Thirdly, as Vice President, he led the Economic team under President Olusegun Obasanjo. Despite allegations and accusations of corruption on the entire Presidency, the economy looked bright – during this time was the birth of GSM and the internet revolution emerged in Nigeria, albeit late compared to the other parts of the world. I researched and gathered that Atiku recommended a lot of technocrats to Government. As much as I feel the three Presidents under the PDP could have done better than they did, I must admit fairly that compared to the APC, the PDP has consistently appointed technocrats in Ministries, Department, and Agencies (square pegs in square hole) in government across the geopolitical frame of Nigeria. Some of the leading Presidential candidates such as ‘ very competent’ Professor Kingsley Moghalu and ‘truly committed’ Dr. Oby Ezekwesili were appointees of the PDP government, except for the ‘down-to-earth’ Omoyele Sowore and ‘humane’ Fela Durotoye. Even Governor Nasir Elrufai served in PDP for 14 years out of the 16 years of PDP’s reigns.

Now back to Atiku, after serving as Vice President, his name was mentioned with the Halliburton scandal, but most people I ask, don’t even know about this. So where did the tags of ‘evil’ or ‘corrupt’ come from, when they never heard of Halliburton? But also, in the same Halliburton scandal, Atiku was never indicted. And it is improper to shave the man’s head without trial convicting him as being deserving of it. But still, even if Atiku is guilty by some public opinion, not by ‘court-pinion’, then, would that qualify him as ‘evil’? On privatization of national assets, wasn’t Governor Nasir Elrufai, the Chairman of the Bureau in charge of privatization?

Lastly, Atiku fought his boss, Chief Olusegun Obasanjo, against the third term agenda. I gathered he sponsored parts of the move financially for his personal interest in becoming President. Ambitious, he is, but was that cause a worthy one? Frankly, Yes! Was that enough to tag him as ‘evil’?

Where did this ‘evil’ tag on Atiku come from? Perhaps, President Olusegun Obasanjo helped shape the narrative our ‘subconscious’ perception of Atiku as ‘evil’, as ‘corrupt’ by constantly picking him up and tearing him apart on national and international platforms, and before the press? Perhaps, not!

Or is this a case of history repeating itself! I remember in the narrative the military gave us in 1966, they stated corruption as a reason for overthrowing the first republic’s political leaders, but evidence on ground now, showed those leaders built institutional legacies. Most of which the military could not surpass in over 30 decades of ruling Nigeria. So, where did the allegation of corruption that the military sold to us, and we believed in, come from, at that time, and what has it lead us to?

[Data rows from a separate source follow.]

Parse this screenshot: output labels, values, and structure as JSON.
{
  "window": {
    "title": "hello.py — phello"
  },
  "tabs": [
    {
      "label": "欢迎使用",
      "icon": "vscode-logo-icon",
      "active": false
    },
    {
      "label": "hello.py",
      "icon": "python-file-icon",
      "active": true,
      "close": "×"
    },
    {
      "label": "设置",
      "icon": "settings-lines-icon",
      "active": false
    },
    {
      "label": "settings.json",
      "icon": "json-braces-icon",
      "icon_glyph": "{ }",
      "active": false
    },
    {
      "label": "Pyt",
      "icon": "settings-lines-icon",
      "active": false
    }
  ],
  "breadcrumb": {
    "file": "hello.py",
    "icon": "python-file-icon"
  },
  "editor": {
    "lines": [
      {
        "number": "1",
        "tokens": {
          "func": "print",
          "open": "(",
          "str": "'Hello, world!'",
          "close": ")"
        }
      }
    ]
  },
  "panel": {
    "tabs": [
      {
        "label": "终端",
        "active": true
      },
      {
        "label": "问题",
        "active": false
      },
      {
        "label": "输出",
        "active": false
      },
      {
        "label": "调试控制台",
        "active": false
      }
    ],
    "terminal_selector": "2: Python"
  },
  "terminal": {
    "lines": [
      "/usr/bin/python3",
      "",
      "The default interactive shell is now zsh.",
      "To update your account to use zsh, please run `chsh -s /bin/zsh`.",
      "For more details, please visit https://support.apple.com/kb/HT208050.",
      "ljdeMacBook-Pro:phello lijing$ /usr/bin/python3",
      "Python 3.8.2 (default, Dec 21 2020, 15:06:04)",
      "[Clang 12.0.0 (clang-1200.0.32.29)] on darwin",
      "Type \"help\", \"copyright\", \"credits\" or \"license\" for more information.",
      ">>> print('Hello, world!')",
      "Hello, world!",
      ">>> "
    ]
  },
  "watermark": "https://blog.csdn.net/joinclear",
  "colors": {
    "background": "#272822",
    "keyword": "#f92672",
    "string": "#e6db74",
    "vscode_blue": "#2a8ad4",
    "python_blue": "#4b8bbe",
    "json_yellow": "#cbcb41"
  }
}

In this elections, let’s check, ‘are we following the same narrative that the military gave us?’ Or is Atiku by evidence ‘evil’?

P.S: My idea behind writing this piece from research, is to probe the subconscious national mind and debate within ourselves whether some of our assumptions are consistent with evidence or rumors. Thank you for reading and sharing.

Timi Olagunju is Nigeria’s foremost technology lawyer and design thinking/policy consultant;

Twitter: @timithelaw– please drop your feedback and let’s dialogue dialectically.